Books Processing: A Programming Handbook for Visual Designers and Artists Casey Reas and Ben Fry (Foreword by John Maeda). Published August 2007, MIT Press. 736 pages. Hardcover. » Order from Downloads: Table of Contents and Index (PDF, 500 KB) Sample Chapters with Contents and Index (PDF, 7.6 MB) All code examples in the book (ZIP, 24 MB) Errata (Updated 8 January 2014) This book is an introduction to the ideas of computer programming within the context of the visual arts. It targets an audience of computer-savvy individuals who are interested in creating interactive and visual work through writing software but have little or no prior experience. The majority of the book is divided into tutorial units discussing specific elements of software and how they relate to the arts. Essays by Alexander R. If you are an educator, you can request a desk/exam copy from the MIT Press website.

Lightweight Cable Made of Braided Nanotubes Could Replace Copper Wires Cables made out of nanowires could be just as efficient as the copper cables we've been using for more than a century, but at a fraction of the weight, according to a new paper. Braiding billions of carbon nanotubes into a nanowire cable can efficiently replace copper in a light bulb circuit. Traditional cables are made by braiding or twisting together two or more wires or optical fibers, usually metal or silicon, to carry a current or signal. In a new study, Rice University researchers instead used double-walled carbon nanotubes, made of concentric rolled-up sheets of graphene. To make the cable, the team grew billions of nanotubes and spun them with a polymer into tiny wires just a few centimeters long. To prove it worked, Rice doctoral student Yao Zhao built a circuit that directed power through the nanocable, replacing copper wire. The work appears in the journal Nature Scientific Reports. [via PhysOrg]

Cascade on Wheels Cascade on Wheels is a visualization project that intends to express the quantity of cars we live with in big cities nowadays. The data set we worked on is the daily average of cars passing by streets, over a year. In this case, a section of the Madrid city center, during 2006. The averages are grouped down into four categories of car types. We made two different visualizations of the same data set. Read the interview at we make money not art. The pieces Walls Map Launch the Walls Map video: fullsize quicktime or shrinked flash (on vimeo). Traffic Mixer Launch the Traffic Mixer video: fullsize quicktime or shrinked flash (on vimeo). A few things worth noting Not all streets in the section are included in the data set, but in the most part the ones with the highest traffic are. On the Walls Map, busses and trucks categories are represented with 3 times the size of the other categories. Credits People involved Software used Both pieces were built in Processing. Data set Contact

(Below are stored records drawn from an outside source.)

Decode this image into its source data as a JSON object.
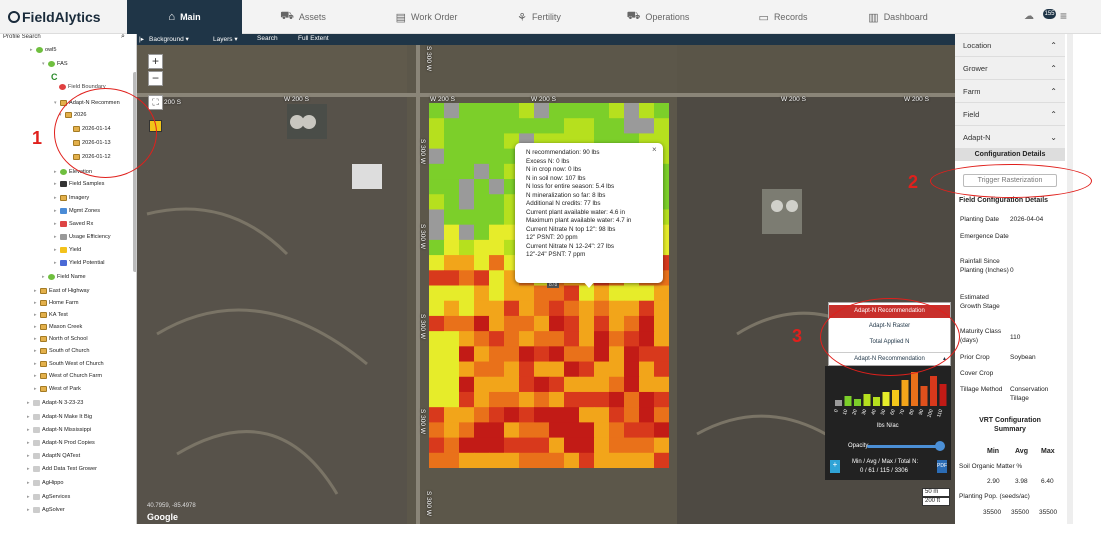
{
  "app": {
    "logo": "FieldAlytics",
    "notification_count": "155"
  },
  "nav": {
    "tabs": [
      {
        "label": "Main",
        "icon": "home-icon"
      },
      {
        "label": "Assets",
        "icon": "tractor-icon"
      },
      {
        "label": "Work Order",
        "icon": "document-icon"
      },
      {
        "label": "Fertility",
        "icon": "plant-icon"
      },
      {
        "label": "Operations",
        "icon": "truck-icon"
      },
      {
        "label": "Records",
        "icon": "folder-icon"
      },
      {
        "label": "Dashboard",
        "icon": "chart-icon"
      }
    ]
  },
  "left": {
    "search_placeholder": "Profile Search",
    "tree": [
      "owl5",
      "FAS",
      "C",
      "Field Boundary",
      "Adapt-N Recommen",
      "2026",
      "2026-01-14",
      "2026-01-13",
      "2026-01-12",
      "Elevation",
      "Field Samples",
      "Imagery",
      "Mgmt Zones",
      "Saved Rx",
      "Usage Efficiency",
      "Yield",
      "Yield Potential",
      "Field Name",
      "East of Highway",
      "Home Farm",
      "KA Test",
      "Mason Creek",
      "North of School",
      "South of Church",
      "South West of Church",
      "West of Church Farm",
      "West of Park",
      "Adapt-N 3-23-23",
      "Adapt-N Make It Big",
      "Adapt-N Mississippi",
      "Adapt-N Prod Copies",
      "AdaptN QATest",
      "Add Data Test Grower",
      "AgHippo",
      "AgServices",
      "AgSolver"
    ]
  },
  "map": {
    "toolbar": [
      "Background ▾",
      "Layers ▾",
      "Search",
      "Full Extent"
    ],
    "roads": {
      "w200s": "W 200 S",
      "s300w": "S 300 W",
      "w200s_left": "200 S"
    },
    "zoom_in": "+",
    "zoom_out": "−",
    "fullscreen": "⛶",
    "marker": "878",
    "popup": [
      "N recommendation: 90 lbs",
      "Excess N: 0 lbs",
      "N in crop now: 0 lbs",
      "N in soil now: 107 lbs",
      "N loss for entire season: 5.4 lbs",
      "N mineralization so far: 8 lbs",
      "Additional N credits: 77 lbs",
      "Current plant available water: 4.6 in",
      "Maximum plant available water: 4.7 in",
      "Current Nitrate N top 12\": 98 lbs",
      "12\" PSNT: 20 ppm",
      "Current Nitrate N 12-24\": 27 lbs",
      "12\"-24\" PSNT: 7 ppm"
    ],
    "popup_close": "×",
    "layers": [
      "Adapt-N Recommendation",
      "Adapt-N Raster",
      "Total Applied N"
    ],
    "layer_selected": "Adapt-N Recommendation",
    "legend": {
      "ticks": [
        "0",
        "10",
        "20",
        "30",
        "40",
        "50",
        "60",
        "70",
        "80",
        "90",
        "100",
        "110"
      ],
      "unit": "lbs N/ac",
      "opacity_label": "Opacity",
      "opacity_value": 0.95,
      "stats_label": "Min / Avg / Max / Total N:",
      "stats_value": "0 / 61 / 115 / 3306"
    },
    "scale": {
      "metric": "50 m",
      "imperial": "200 ft"
    },
    "coords": "40.7959, -85.4978",
    "attribution": "Google"
  },
  "right": {
    "accordion": [
      "Location",
      "Grower",
      "Farm",
      "Field",
      "Adapt-N"
    ],
    "config_details": "Configuration Details",
    "trigger": "Trigger Rasterization",
    "field_config_title": "Field Configuration Details",
    "fields": [
      {
        "k": "Planting Date",
        "v": "2026-04-04"
      },
      {
        "k": "Emergence Date",
        "v": ""
      },
      {
        "k": "Rainfall Since Planting (Inches)",
        "v": "0"
      },
      {
        "k": "Estimated Growth Stage",
        "v": ""
      },
      {
        "k": "Maturity Class (days)",
        "v": "110"
      },
      {
        "k": "Prior Crop",
        "v": "Soybean"
      },
      {
        "k": "Cover Crop",
        "v": ""
      },
      {
        "k": "Tillage Method",
        "v": "Conservation Tillage"
      }
    ],
    "vrt_title": "VRT Configuration Summary",
    "vrt_cols": [
      "Min",
      "Avg",
      "Max"
    ],
    "som_label": "Soil Organic Matter %",
    "som": [
      "2.90",
      "3.98",
      "6.40"
    ],
    "pop_label": "Planting Pop. (seeds/ac)",
    "pop": [
      "35500",
      "35500",
      "35500"
    ]
  },
  "annotations": [
    "1",
    "2",
    "3"
  ],
  "colors": {
    "nav": "#1f3547",
    "accent": "#c8302c",
    "annotation": "#e0201c"
  }
}
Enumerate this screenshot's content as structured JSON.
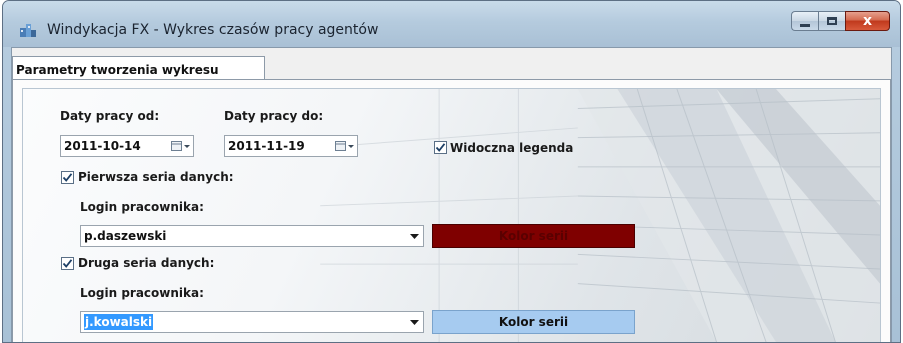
{
  "window": {
    "title": "Windykacja FX - Wykres czasów pracy agentów",
    "close_glyph": "x"
  },
  "tabs": [
    {
      "label": "Parametry tworzenia wykresu",
      "selected": true
    }
  ],
  "form": {
    "date_from": {
      "label": "Daty pracy od:",
      "value": "2011-10-14"
    },
    "date_to": {
      "label": "Daty pracy do:",
      "value": "2011-11-19"
    },
    "legend": {
      "label": "Widoczna legenda",
      "checked": true
    },
    "series1": {
      "label": "Pierwsza seria danych:",
      "checked": true,
      "login_label": "Login pracownika:",
      "login_value": "p.daszewski",
      "color_button_label": "Kolor serii",
      "color": "#7f0000"
    },
    "series2": {
      "label": "Druga seria danych:",
      "checked": true,
      "login_label": "Login pracownika:",
      "login_value": "j.kowalski",
      "color_button_label": "Kolor serii",
      "color": "#a6cbf0"
    }
  }
}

Similar Diversity Reconfigurable House Processing Tutorials – Plethora Project is an initiative to accelerate computational literacy in the frame of architecture and design. It aligns with the "show me your screens" motto of the TopLap live-coding group attempting to get rid of Obscurantism in digital design. Directed by Jose Sanchez Contact me at : Bio: Jose Sanchez is an Architect / Programmer / Game Designer based in Los Angeles, California.